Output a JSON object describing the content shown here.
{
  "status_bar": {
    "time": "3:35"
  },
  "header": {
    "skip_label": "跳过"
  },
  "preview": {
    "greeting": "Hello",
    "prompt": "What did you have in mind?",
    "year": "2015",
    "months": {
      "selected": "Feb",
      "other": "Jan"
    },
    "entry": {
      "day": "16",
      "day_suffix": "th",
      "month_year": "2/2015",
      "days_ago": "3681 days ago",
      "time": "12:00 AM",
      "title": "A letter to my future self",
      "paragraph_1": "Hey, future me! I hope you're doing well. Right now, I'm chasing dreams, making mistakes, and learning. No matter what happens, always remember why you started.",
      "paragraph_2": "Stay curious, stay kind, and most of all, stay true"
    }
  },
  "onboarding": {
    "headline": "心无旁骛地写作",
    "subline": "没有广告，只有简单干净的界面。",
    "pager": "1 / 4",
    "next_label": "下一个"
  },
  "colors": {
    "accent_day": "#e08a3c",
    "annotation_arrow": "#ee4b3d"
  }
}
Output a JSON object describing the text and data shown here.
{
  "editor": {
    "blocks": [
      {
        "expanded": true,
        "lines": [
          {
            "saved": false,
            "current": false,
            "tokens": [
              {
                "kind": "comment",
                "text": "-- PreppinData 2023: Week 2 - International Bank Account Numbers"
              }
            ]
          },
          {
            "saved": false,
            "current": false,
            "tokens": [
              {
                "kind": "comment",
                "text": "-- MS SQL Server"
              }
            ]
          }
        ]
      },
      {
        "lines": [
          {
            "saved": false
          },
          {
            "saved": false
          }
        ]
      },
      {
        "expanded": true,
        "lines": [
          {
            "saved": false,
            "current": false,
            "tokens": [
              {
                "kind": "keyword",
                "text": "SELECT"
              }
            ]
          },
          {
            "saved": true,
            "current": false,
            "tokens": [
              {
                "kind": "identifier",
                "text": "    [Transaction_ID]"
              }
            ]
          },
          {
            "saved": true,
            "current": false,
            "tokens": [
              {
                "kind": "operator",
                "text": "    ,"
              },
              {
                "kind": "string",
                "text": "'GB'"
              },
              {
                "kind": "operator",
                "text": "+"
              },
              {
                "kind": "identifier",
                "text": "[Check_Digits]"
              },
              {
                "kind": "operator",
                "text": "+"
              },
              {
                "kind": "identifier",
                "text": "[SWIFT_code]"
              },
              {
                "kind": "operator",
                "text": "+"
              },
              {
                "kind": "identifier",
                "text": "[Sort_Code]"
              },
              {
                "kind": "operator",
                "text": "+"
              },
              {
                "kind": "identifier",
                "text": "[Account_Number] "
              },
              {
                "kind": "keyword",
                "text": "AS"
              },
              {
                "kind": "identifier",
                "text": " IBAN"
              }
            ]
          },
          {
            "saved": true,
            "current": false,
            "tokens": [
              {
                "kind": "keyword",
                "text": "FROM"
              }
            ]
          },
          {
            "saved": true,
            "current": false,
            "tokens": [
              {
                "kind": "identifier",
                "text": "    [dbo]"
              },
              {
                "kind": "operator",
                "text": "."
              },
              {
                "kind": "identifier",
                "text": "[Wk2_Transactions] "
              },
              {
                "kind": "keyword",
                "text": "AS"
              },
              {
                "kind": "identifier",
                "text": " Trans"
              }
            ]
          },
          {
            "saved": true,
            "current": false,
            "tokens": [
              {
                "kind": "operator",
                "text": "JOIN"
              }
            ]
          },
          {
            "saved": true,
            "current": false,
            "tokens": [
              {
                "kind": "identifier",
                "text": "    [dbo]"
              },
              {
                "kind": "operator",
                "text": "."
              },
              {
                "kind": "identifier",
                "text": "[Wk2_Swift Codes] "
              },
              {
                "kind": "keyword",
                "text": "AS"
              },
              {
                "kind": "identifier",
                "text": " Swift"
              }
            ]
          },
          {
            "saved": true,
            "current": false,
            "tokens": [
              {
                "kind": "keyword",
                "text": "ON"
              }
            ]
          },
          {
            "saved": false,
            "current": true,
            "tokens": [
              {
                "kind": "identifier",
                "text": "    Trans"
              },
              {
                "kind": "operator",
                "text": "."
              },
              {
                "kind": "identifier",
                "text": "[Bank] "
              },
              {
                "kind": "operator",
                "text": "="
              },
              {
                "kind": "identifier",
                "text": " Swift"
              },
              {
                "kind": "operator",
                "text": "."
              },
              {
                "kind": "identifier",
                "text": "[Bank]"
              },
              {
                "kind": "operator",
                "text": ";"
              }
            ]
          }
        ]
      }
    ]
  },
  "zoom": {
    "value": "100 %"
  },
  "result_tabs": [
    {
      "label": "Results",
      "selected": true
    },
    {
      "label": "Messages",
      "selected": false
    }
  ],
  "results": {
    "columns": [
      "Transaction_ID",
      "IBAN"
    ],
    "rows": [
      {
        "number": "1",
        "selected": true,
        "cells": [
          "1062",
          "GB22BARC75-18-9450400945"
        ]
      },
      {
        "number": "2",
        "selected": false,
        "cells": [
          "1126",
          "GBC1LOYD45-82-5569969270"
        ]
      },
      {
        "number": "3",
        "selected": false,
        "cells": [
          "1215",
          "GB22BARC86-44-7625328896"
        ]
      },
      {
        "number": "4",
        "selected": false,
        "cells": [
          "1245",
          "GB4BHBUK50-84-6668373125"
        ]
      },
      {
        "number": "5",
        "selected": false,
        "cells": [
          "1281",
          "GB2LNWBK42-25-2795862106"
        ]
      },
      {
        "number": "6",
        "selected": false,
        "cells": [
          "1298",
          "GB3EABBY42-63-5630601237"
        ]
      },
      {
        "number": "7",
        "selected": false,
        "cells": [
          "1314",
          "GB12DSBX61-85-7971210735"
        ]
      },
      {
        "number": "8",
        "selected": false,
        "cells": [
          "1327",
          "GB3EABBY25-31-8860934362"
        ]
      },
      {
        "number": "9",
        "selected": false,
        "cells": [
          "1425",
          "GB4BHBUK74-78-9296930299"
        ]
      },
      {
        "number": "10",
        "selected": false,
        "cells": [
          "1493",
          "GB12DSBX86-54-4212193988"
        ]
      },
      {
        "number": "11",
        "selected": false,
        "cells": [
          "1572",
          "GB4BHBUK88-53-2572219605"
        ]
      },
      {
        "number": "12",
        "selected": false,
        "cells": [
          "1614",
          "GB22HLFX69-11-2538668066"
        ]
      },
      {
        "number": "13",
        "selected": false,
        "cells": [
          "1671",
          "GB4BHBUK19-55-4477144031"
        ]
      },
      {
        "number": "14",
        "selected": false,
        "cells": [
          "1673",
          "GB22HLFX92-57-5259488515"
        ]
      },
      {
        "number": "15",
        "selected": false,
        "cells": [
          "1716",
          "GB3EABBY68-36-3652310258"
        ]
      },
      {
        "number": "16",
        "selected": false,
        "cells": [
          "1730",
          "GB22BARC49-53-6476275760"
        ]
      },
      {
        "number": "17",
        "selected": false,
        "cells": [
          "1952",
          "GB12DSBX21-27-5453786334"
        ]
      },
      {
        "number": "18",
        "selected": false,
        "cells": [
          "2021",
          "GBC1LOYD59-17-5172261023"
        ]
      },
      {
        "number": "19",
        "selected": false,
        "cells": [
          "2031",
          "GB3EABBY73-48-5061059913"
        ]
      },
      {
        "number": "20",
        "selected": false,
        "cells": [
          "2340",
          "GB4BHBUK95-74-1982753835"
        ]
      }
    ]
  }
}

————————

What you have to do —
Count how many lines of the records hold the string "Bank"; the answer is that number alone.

Result below —
3